On December 4th, Pittsburgh Steelers’ linebacker Ryan Shazier suffered from a spinal cord injury early in the game against the Cincinnati Bengals.
Ryan went into a tackle head-first, rendering him almost paralized. Shazier was carted off the field and admitted into a local hospital. Two days later, on December. 6th, he underwent Spinal Stabilization Surgery, taking him out of the Steelers’ predicted prosperous season. Fortunately for Shazier, his injury was not as detrimental to his life as it could have been. Other players have not been as fortunate.
Head and spinal injuries are no joke; in 1978, Darryl Stingley, a wide receiver for the New England Patriots, suffered a similar injury. When Stingley was just 26 years old, he broke his neck in after being tackled. Shazier was much luckier than Stingley - Stingley was left paralyzed at the height of his football career. His dreams were crushed and his life forever changed. This horrific incident happened on August 12th in a preseason game against the Oakland Raiders (now the Los Angeles Raiders). Stingley’s injury occurred when he was hit by Raiders defensive back Jack Tatum. Tatum was such an aggressive player that he coined the name ‘The Assassin."
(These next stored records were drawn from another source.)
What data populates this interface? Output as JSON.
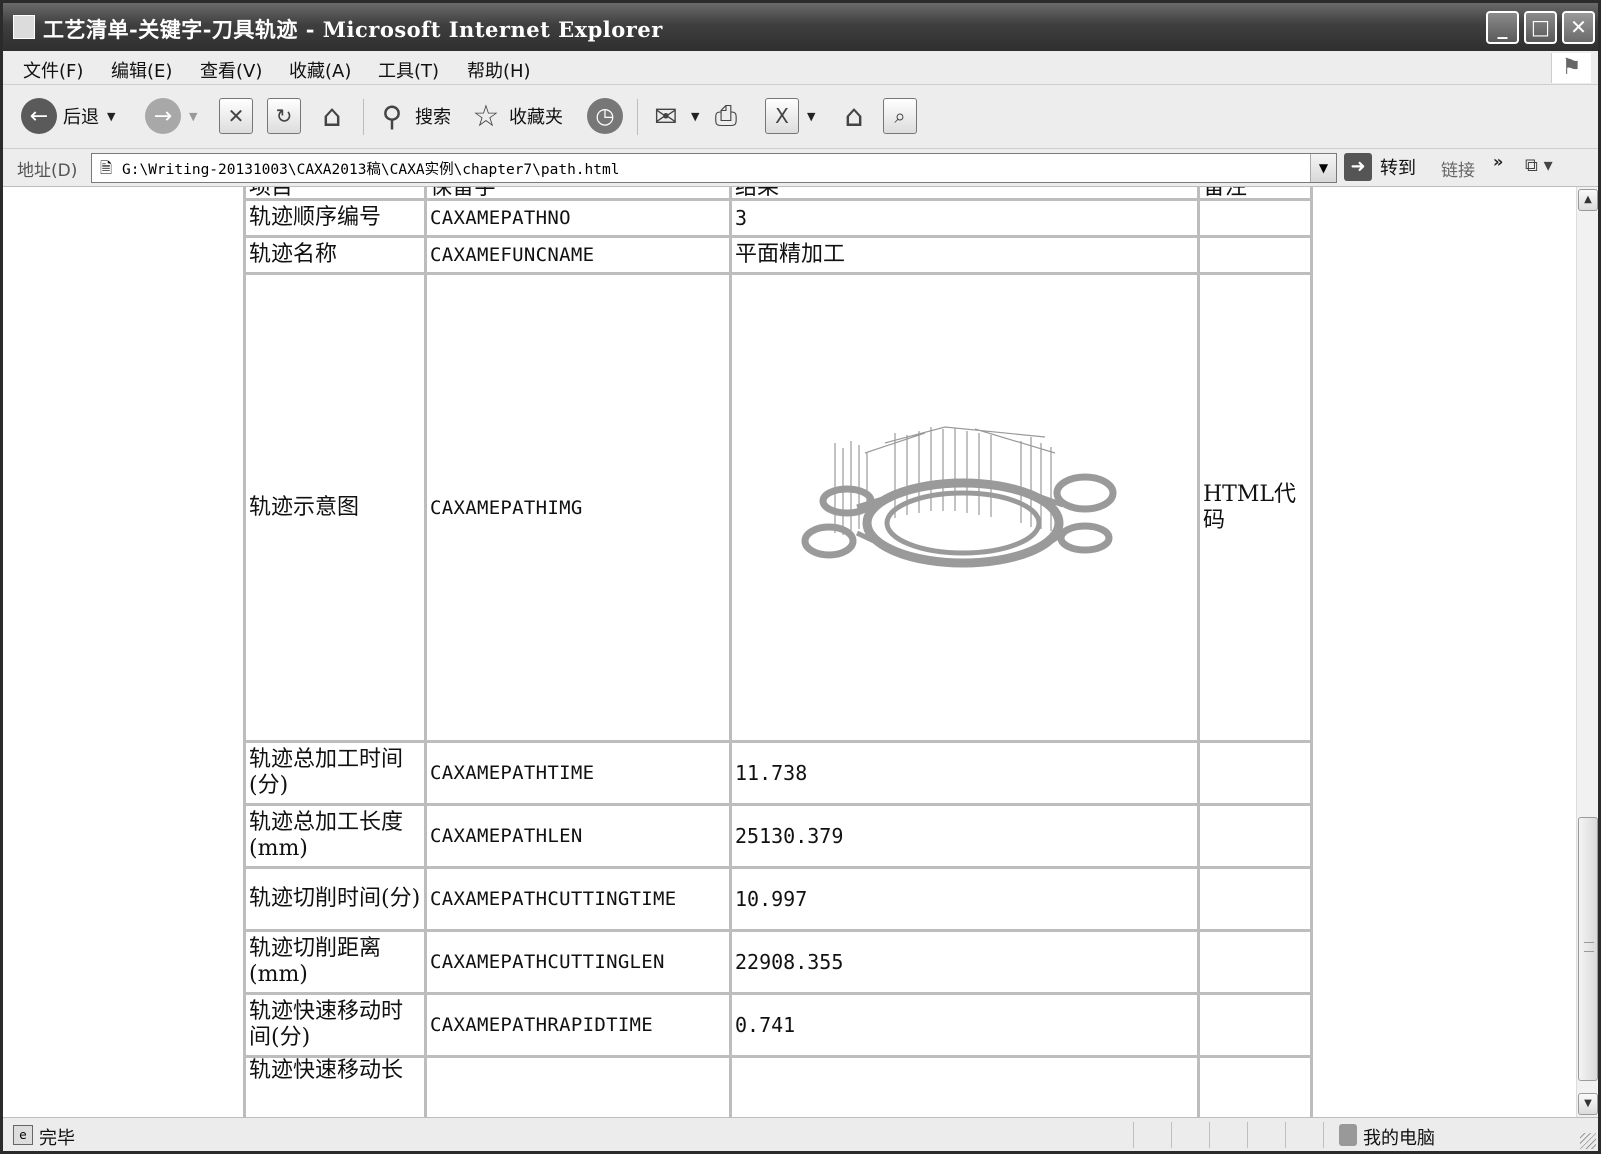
{
  "window": {
    "title": "工艺清单-关键字-刀具轨迹 - Microsoft Internet Explorer",
    "min_glyph": "_",
    "max_glyph": "□",
    "close_glyph": "✕"
  },
  "menu": {
    "items": [
      "文件(F)",
      "编辑(E)",
      "查看(V)",
      "收藏(A)",
      "工具(T)",
      "帮助(H)"
    ]
  },
  "toolbar": {
    "back_label": "后退",
    "search_label": "搜索",
    "favorites_label": "收藏夹"
  },
  "address": {
    "label": "地址(D)",
    "url": "G:\\Writing-20131003\\CAXA2013稿\\CAXA实例\\chapter7\\path.html",
    "go_label": "转到",
    "links_label": "链接"
  },
  "table": {
    "header": [
      "项目",
      "保留字",
      "结果",
      "备注"
    ],
    "rows": [
      {
        "item": "轨迹顺序编号",
        "keyword": "CAXAMEPATHNO",
        "result": "3",
        "note": ""
      },
      {
        "item": "轨迹名称",
        "keyword": "CAXAMEFUNCNAME",
        "result": "平面精加工",
        "note": ""
      },
      {
        "item": "轨迹示意图",
        "keyword": "CAXAMEPATHIMG",
        "result": "",
        "note": "HTML代码"
      },
      {
        "item": "轨迹总加工时间(分)",
        "keyword": "CAXAMEPATHTIME",
        "result": "11.738",
        "note": ""
      },
      {
        "item": "轨迹总加工长度(mm)",
        "keyword": "CAXAMEPATHLEN",
        "result": "25130.379",
        "note": ""
      },
      {
        "item": "轨迹切削时间(分)",
        "keyword": "CAXAMEPATHCUTTINGTIME",
        "result": "10.997",
        "note": ""
      },
      {
        "item": "轨迹切削距离(mm)",
        "keyword": "CAXAMEPATHCUTTINGLEN",
        "result": "22908.355",
        "note": ""
      },
      {
        "item": "轨迹快速移动时间(分)",
        "keyword": "CAXAMEPATHRAPIDTIME",
        "result": "0.741",
        "note": ""
      },
      {
        "item": "轨迹快速移动长",
        "keyword": "",
        "result": "",
        "note": ""
      }
    ]
  },
  "status": {
    "text": "完毕",
    "zone": "我的电脑"
  },
  "colors": {
    "titlebar": "#3f3f3f",
    "table_border": "#bdbdbd",
    "toolpath": "#9a9a9a"
  }
}
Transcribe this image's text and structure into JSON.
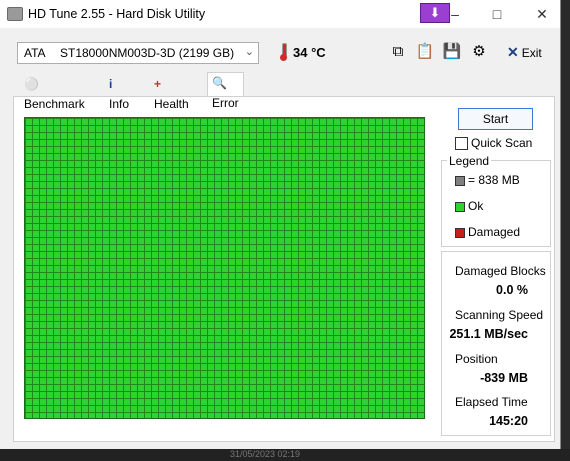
{
  "window": {
    "title": "HD Tune 2.55 - Hard Disk Utility",
    "overlay_glyph": "⬇"
  },
  "toolbar": {
    "drive_type": "ATA",
    "drive_model": "ST18000NM003D-3D (2199 GB)",
    "temperature": "34 °C",
    "exit_label": "Exit"
  },
  "tabs": [
    {
      "label": "Benchmark",
      "icon": "lightbulb-icon"
    },
    {
      "label": "Info",
      "icon": "info-icon"
    },
    {
      "label": "Health",
      "icon": "health-cross-icon"
    },
    {
      "label": "Error Scan",
      "icon": "magnifier-icon",
      "active": true
    }
  ],
  "scan": {
    "start_label": "Start",
    "quick_scan_label": "Quick Scan",
    "quick_scan_checked": false,
    "block_state": "Ok"
  },
  "legend": {
    "title": "Legend",
    "block_size": "= 838 MB",
    "ok_label": "Ok",
    "damaged_label": "Damaged",
    "colors": {
      "block": "#808080",
      "ok": "#2fd32f",
      "damaged": "#c81e1e"
    }
  },
  "stats": {
    "damaged_blocks_label": "Damaged Blocks",
    "damaged_blocks_value": "0.0 %",
    "scanning_speed_label": "Scanning Speed",
    "scanning_speed_value": "251.1 MB/sec",
    "position_label": "Position",
    "position_value": "-839 MB",
    "elapsed_label": "Elapsed Time",
    "elapsed_value": "145:20"
  },
  "taskbar": {
    "clock_fragment": "31/05/2023 02:19"
  }
}
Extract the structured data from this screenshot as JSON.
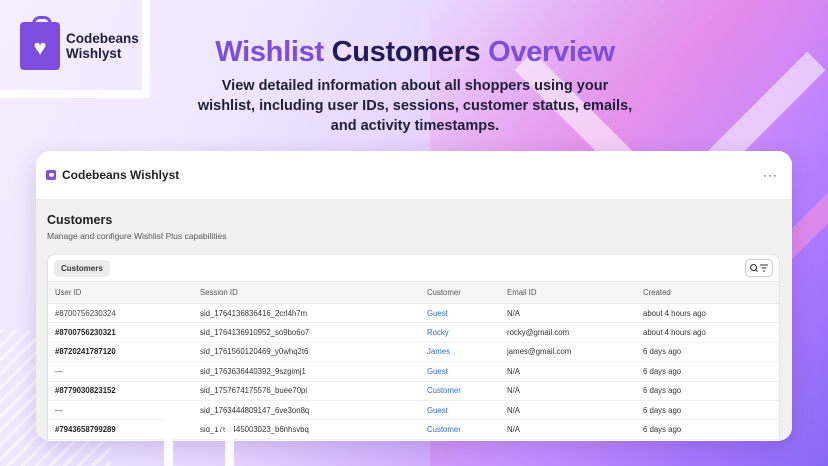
{
  "brand": {
    "name_line1": "Codebeans",
    "name_line2": "Wishlyst",
    "accent": "#7c4dde"
  },
  "hero": {
    "title_part1": "Wishlist",
    "title_part2": "Customers",
    "title_part3": "Overview",
    "subtitle": "View detailed information about all shoppers using your wishlist, including user IDs, sessions, customer status, emails, and activity timestamps."
  },
  "app": {
    "title": "Codebeans Wishlyst",
    "more_label": "···",
    "page_title": "Customers",
    "page_subtitle": "Manage and configure Wishlist Plus capabilities",
    "tab_label": "Customers",
    "icons": {
      "app": "bag-heart-icon",
      "more": "more-horizontal-icon",
      "filter": "search-filter-icon"
    }
  },
  "table": {
    "columns": [
      "User ID",
      "Session ID",
      "Customer",
      "Email ID",
      "Created"
    ],
    "rows": [
      {
        "user_id": "#8700756230324",
        "bold": false,
        "session": "sid_1764136836416_2crl4h7m",
        "customer": "Guest",
        "email": "N/A",
        "created": "about 4 hours ago"
      },
      {
        "user_id": "#8700756230321",
        "bold": true,
        "session": "sid_1764136910952_so9bo6o7",
        "customer": "Rocky",
        "email": "rocky@gmail.com",
        "created": "about 4 hours ago"
      },
      {
        "user_id": "#8720241787120",
        "bold": true,
        "session": "sid_1761560120469_y0whq2t6",
        "customer": "James",
        "email": "james@gmail.com",
        "created": "6 days ago"
      },
      {
        "user_id": "—",
        "bold": false,
        "session": "sid_1763636440392_9szgimj1",
        "customer": "Guest",
        "email": "N/A",
        "created": "6 days ago"
      },
      {
        "user_id": "#8779030823152",
        "bold": true,
        "session": "sid_1757674175576_buee70pi",
        "customer": "Customer",
        "email": "N/A",
        "created": "6 days ago"
      },
      {
        "user_id": "—",
        "bold": false,
        "session": "sid_1763444809147_6ve3on8q",
        "customer": "Guest",
        "email": "N/A",
        "created": "6 days ago"
      },
      {
        "user_id": "#7943658799289",
        "bold": true,
        "session": "sid_1763445003023_b6nhsvbq",
        "customer": "Customer",
        "email": "N/A",
        "created": "6 days ago"
      }
    ]
  }
}
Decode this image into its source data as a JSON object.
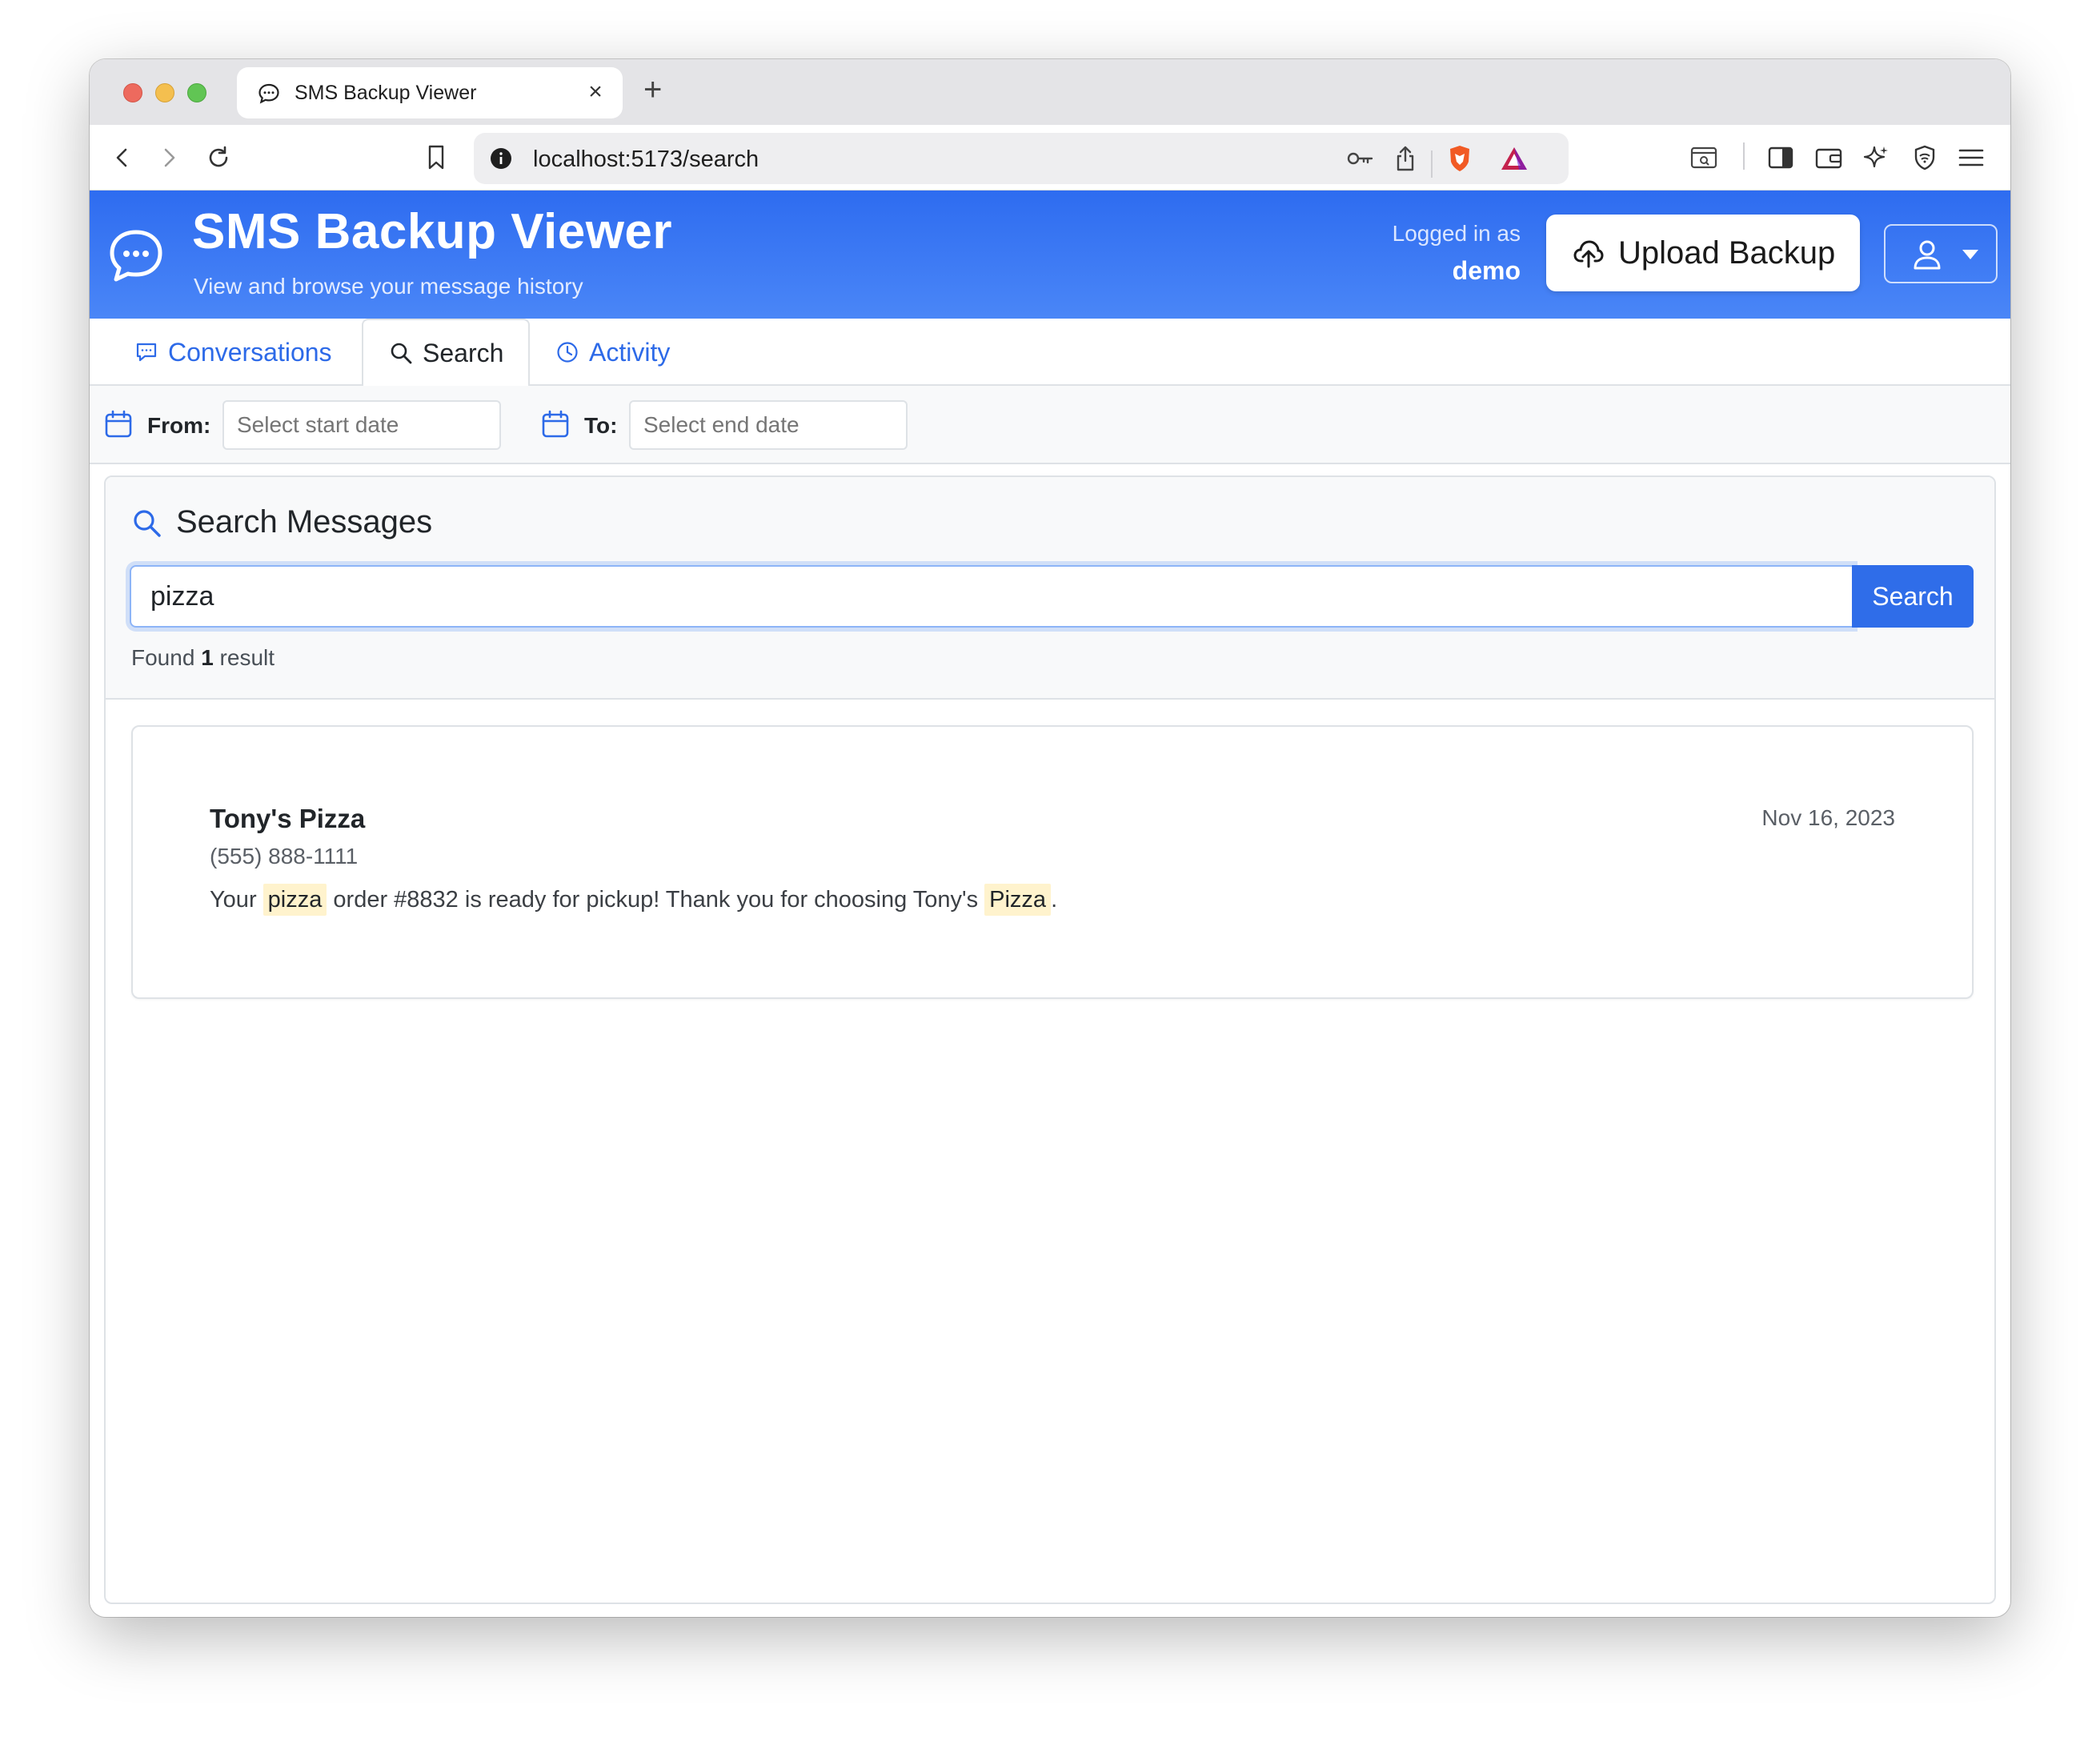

Another extreme injury similar to Stingley’s is that of Michael Irvin, who suffered from a spinal cord injury in 1999. Irvin was a receiver for the Dallas Cowboys when he was hit and taken off the field on a stretcher.
Yet, Shazier has been very lucky and recently attended a practice on January 7th after his intense spinal surgery.
Injuries like this only reiterate how dangerous sports like football can be. They show viewers that players and coaches need to work harder in order to ensure their own safety.